When reported to the police there were no photographs of it to circulate before, however old camcorder footage at the end of a tape has now emerged of the clock and a new appeal has been launched.
In an appeal, Downpatrick and County Down Railway said, “This Belfast & County Down Railway – the original company that operated the railway before it closed in 1950 – booking office clock would have originally hung in one of the stations on the old BCDR network between Newcastle and Belfast.
“It was spotted in an antique shop and bought by a number of volunteers who chipped in together to buy it for the museum in 1990 for public display. The railway was only a couple of years old and it was one of our earliest artefacts.
“But only a few years later burglars stole it from the station. Since then our security has been significantly improved throughout the site and museum, with the railway recently being awarded over £3,000 in grant aid from the Northern Ireland Museums Council for further improvements.
“As you can imagine this theft was a terrible blow to the volunteers who’d chipped in to save it for the museum.
“It’s not a particularly rare design, it’s a relatively standard design from the makers Ansonia. It has an octagon shaped face, and a pointed case, but what makes it special is that it had the initials “BCDR” handwritten on the dial, presumably done by one of the old BCDR staff members, as shown in the closeup in the video – it’s that provenance that was important to us.
“In the 20 years that have passed it’s never been recovered, either privately or by the police. And until this footage recently turned up no one had a photo of it.
“Given its provenance there’s a very high chance it’s still out there, maybe with a collector who innocently purchased it not knowing it was stolen, possibly locally, possibly outside Northern Ireland.”
Maybe we’ll be lucky and it will be recovered and put back on public display in the museum where you can come and see it. Contact the local police at PSNI Down or on the non-emergency number 101.
Made any New Years Resolutions for 2016? How about a resolution to pick up a new hobby?
The Downpatrick & Co. Down Railway is maintained and operated entirely by volunteers and we’re always on the look-out for more help.
You don’t even need to be a real ‘rail-buff’ either, but if you’ve a passion for restoration work or helping run a business there there’s bound to be something that’ll interest you – whatever your background or skills. It also looks great on your CV.

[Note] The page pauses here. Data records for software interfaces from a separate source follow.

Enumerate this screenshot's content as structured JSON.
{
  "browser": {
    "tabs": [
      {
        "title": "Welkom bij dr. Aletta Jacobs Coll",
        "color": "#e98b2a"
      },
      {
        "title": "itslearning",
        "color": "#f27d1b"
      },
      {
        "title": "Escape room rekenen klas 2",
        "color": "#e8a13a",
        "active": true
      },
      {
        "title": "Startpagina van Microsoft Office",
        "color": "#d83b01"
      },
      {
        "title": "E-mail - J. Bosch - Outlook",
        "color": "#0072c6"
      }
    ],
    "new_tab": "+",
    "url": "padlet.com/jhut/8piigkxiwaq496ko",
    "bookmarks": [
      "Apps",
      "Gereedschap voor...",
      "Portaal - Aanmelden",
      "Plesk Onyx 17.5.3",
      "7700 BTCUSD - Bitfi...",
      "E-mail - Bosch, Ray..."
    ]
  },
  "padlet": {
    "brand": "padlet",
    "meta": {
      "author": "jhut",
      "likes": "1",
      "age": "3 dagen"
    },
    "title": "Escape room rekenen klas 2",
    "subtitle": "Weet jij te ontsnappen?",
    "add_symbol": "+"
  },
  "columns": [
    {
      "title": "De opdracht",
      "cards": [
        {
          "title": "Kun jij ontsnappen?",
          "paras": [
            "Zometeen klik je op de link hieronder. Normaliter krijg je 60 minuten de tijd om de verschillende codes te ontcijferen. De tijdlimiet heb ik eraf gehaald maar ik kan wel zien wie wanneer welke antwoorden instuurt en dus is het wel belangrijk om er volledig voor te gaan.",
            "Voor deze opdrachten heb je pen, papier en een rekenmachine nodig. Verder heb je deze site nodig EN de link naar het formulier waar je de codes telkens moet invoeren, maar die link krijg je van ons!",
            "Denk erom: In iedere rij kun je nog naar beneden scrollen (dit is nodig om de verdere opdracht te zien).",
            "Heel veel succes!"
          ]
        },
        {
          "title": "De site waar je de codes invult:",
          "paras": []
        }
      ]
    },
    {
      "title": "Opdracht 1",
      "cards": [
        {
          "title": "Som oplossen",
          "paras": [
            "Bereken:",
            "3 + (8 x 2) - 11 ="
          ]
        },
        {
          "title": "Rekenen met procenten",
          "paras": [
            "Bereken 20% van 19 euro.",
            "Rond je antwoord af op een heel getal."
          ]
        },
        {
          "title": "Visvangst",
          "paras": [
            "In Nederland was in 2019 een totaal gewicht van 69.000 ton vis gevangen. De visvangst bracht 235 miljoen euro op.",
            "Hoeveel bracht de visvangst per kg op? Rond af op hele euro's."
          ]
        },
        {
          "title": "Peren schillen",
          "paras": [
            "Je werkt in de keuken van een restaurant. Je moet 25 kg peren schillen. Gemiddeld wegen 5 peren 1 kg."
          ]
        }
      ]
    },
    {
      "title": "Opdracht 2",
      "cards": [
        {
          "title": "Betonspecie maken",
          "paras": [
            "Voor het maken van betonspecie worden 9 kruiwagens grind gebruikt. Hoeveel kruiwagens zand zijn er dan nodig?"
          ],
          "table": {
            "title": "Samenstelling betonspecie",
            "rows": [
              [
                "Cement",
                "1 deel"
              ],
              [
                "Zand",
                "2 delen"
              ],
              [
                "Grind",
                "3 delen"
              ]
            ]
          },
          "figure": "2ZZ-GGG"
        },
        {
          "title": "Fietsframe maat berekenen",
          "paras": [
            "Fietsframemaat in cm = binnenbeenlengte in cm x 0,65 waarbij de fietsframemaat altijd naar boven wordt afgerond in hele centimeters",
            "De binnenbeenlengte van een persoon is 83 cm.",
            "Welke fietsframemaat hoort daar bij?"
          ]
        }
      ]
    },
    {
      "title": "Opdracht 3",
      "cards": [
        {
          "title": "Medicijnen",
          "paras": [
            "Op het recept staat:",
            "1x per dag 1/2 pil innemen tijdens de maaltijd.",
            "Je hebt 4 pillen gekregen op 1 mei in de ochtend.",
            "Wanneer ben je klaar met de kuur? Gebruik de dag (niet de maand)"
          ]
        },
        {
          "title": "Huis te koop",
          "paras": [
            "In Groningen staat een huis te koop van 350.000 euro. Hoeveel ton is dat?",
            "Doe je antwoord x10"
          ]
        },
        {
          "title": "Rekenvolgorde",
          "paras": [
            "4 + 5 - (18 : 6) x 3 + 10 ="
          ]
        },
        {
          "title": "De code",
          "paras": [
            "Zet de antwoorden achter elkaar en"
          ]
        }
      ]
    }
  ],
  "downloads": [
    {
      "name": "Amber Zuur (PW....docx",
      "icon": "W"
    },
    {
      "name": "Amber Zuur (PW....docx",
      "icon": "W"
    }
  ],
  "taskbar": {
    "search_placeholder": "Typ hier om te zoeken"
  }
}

We are also very keen to recruit people interested in joinery and woodwork who can join our carriage team – with a bit more help we could get all three carriages currently in the restoration workshops completed *this year*, and that would be a fantastic achievement.
But there’s also trackwork, mechanical engineering, fundraising, all sorts of disciplines.
Our volunteering days are usually Mondays, Wednesdays and Saturdays, there’s no set hours or minimum days requirement.